  • The energy sector holds great synergic potential through energy efficiency measures and investments in renewable sources

Honduras' opportunities for resilient, low-carbon development 

The World Bank Group's Country Climate and Development Report for Honduras provides policy recommendations for the country to achieve resilient, equitable, and people-centered development. The report notes that economic growth and adaptation investments must be aligned with resilience and social protection policies to achieve effective poverty reduction. Long-term policy solutions must also increase household resilience.

The Climate and Development Report highlights other areas of opportunity such as boosting the blue economy, investments in energy and transport sectors, as well as the development of climate-smart agriculture to increase productivity, reduce emissions and diversify the economy.

Discover the report to learn about Honduras' opportunities and potential for more inclusive and resilient development. Download the report here.

Key facts


Climate change is expected to reduce the fields of 4 of the 5 main crops in the country, which would impact employment, especially in rural areas.


Reduced river flows and water shortages are projected to have negative repercussions for the country's economy.


Climate change could increase the risk of flooding and landslides on roads that are key to accessing hospitals, schools and markets.

Financial Sector

Nearly 30% of the Honduran banking sector's loan portfolio is exposed to high hurricane or flood risks.

Accelerating Climate Action Will Help Honduras Achieve Inclusive and Resilient Growth

Press release

New report identifies opportunities to address Honduras' climate change challenges as an integral part of its development strategy

Get to know Claudia's story


Claudia is a producer and mother of two that lives in the Honduran' Corredor Seco and faces the consequences of Climate Chance on a daily basis.

Cover of the report

Honduras Country Climate and Development Report

Honduras is highly vulnerable to extreme natural hazards, which are expected to increase because of climate change.

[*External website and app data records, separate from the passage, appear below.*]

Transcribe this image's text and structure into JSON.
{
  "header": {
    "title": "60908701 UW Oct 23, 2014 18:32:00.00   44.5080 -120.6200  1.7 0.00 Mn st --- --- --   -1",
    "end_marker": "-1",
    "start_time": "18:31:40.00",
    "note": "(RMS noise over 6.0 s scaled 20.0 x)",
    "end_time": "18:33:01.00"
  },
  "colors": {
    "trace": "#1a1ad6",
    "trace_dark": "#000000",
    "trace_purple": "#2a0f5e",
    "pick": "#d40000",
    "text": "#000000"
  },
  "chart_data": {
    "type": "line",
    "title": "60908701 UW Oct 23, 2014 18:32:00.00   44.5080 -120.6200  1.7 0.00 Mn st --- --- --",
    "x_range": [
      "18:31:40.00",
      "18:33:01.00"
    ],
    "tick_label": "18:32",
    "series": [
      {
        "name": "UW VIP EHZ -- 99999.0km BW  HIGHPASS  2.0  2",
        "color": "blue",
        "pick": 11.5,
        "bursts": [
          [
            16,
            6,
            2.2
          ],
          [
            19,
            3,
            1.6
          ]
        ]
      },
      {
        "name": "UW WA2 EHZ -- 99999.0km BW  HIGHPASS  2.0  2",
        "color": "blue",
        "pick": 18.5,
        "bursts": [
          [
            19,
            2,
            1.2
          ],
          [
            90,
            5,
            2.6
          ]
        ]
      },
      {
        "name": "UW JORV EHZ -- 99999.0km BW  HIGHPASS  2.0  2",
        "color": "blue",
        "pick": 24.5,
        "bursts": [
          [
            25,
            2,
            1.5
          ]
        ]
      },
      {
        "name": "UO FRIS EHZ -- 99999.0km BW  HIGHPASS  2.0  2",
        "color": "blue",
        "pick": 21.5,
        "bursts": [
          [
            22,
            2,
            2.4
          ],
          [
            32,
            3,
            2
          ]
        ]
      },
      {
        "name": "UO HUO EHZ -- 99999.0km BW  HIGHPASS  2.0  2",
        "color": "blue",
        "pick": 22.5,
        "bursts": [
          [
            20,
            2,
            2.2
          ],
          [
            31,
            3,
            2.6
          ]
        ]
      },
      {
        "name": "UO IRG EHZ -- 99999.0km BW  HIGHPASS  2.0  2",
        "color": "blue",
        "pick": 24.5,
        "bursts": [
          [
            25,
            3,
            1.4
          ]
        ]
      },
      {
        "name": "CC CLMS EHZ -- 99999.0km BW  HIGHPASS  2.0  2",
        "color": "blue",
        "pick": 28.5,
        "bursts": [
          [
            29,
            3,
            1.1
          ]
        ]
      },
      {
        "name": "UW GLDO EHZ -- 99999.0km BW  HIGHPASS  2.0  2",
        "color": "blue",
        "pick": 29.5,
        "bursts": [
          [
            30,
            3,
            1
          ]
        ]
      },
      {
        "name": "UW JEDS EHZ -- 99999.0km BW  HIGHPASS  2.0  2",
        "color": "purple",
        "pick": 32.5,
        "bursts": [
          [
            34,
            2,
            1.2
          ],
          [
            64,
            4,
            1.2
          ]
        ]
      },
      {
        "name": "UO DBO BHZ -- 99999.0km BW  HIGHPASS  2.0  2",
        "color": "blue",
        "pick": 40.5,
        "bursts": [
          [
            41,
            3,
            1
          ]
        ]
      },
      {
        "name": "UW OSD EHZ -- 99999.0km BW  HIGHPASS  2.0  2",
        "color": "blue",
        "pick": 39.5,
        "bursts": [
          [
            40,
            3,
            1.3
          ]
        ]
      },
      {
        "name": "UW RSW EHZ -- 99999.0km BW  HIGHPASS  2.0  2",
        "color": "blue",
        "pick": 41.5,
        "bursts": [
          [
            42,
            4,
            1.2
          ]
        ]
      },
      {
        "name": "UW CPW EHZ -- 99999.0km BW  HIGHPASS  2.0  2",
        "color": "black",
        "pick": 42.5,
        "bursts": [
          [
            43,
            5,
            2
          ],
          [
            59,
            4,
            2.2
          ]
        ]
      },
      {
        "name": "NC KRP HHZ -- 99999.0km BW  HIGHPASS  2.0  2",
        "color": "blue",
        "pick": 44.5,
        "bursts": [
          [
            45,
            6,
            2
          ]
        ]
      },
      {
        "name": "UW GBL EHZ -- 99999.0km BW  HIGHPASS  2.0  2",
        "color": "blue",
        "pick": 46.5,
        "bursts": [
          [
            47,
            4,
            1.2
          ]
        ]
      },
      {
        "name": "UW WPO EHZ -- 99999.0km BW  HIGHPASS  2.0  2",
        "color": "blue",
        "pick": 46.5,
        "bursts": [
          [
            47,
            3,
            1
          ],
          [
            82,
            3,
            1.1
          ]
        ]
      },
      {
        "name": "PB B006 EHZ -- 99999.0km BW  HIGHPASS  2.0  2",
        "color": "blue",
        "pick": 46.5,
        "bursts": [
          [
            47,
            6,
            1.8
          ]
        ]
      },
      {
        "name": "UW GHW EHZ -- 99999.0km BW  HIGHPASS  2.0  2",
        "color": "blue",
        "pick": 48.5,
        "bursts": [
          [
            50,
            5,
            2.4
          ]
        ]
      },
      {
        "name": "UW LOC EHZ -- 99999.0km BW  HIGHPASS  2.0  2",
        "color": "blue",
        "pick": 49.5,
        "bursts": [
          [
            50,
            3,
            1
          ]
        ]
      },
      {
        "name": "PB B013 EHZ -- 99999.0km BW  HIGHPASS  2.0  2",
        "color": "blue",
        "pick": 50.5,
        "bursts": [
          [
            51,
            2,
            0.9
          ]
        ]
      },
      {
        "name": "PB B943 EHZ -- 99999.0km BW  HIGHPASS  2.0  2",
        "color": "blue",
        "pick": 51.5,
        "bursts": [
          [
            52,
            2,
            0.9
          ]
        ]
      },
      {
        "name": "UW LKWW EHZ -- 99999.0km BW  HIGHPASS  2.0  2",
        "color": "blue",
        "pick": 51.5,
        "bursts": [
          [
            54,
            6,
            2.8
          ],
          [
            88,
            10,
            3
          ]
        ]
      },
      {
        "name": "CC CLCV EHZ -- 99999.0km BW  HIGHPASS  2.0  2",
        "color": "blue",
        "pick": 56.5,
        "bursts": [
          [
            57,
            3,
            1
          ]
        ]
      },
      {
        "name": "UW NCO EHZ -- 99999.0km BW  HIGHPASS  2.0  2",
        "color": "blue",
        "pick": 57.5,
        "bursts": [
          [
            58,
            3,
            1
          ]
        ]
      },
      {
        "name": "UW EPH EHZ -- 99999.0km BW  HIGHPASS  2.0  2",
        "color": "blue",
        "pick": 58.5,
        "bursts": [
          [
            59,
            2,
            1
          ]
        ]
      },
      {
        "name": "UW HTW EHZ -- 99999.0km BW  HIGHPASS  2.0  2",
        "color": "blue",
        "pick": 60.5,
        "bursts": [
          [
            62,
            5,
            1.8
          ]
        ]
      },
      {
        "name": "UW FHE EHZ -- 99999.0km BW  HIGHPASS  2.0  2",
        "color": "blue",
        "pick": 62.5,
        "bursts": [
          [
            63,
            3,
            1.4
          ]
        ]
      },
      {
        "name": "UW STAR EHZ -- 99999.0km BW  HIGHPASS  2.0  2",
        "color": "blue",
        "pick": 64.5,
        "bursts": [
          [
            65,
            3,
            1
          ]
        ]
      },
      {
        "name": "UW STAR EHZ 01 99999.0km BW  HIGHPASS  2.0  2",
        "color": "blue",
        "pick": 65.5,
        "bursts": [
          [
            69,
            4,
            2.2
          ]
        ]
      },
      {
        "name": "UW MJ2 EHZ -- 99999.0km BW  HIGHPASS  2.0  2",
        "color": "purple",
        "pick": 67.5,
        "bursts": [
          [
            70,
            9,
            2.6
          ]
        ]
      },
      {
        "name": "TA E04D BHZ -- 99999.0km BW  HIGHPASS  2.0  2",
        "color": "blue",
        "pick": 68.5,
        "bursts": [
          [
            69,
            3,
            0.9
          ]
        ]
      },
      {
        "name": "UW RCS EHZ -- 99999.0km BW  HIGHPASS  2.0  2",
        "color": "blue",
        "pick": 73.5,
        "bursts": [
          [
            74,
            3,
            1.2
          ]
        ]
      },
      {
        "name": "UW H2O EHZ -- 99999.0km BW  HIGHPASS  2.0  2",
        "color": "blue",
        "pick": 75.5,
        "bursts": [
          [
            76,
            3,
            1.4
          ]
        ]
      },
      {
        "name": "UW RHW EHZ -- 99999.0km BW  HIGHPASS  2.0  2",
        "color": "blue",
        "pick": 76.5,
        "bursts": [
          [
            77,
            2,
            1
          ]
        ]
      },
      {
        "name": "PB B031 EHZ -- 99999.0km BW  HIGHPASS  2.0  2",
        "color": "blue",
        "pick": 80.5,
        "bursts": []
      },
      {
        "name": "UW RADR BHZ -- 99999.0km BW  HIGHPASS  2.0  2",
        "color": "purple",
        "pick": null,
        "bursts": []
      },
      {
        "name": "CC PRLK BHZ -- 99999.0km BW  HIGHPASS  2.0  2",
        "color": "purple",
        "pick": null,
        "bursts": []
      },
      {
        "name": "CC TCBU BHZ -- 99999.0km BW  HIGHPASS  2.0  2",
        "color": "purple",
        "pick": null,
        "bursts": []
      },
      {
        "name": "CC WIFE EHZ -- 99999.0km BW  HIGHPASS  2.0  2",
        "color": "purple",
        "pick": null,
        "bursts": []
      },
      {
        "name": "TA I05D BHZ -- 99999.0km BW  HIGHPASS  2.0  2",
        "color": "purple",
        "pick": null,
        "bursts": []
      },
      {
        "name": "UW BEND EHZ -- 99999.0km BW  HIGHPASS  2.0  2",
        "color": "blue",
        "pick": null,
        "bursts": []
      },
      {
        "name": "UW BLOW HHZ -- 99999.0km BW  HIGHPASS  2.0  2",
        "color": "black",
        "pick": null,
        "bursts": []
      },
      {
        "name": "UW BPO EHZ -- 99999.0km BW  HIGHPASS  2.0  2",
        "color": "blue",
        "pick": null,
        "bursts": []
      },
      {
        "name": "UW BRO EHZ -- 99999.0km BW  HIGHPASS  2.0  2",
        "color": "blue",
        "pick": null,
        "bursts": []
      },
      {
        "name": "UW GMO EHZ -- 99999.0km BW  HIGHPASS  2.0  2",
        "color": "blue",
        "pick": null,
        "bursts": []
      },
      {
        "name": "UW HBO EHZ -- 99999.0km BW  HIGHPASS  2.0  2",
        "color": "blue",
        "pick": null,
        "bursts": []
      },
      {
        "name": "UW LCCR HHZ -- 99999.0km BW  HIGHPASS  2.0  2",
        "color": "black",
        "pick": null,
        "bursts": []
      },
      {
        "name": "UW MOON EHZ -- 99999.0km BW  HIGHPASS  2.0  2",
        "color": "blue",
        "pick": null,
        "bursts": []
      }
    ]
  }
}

This report establishes some recommendations to help Honduras become a more resilient country.
Download the full report Arrow

Janibeth Miranda
Panama city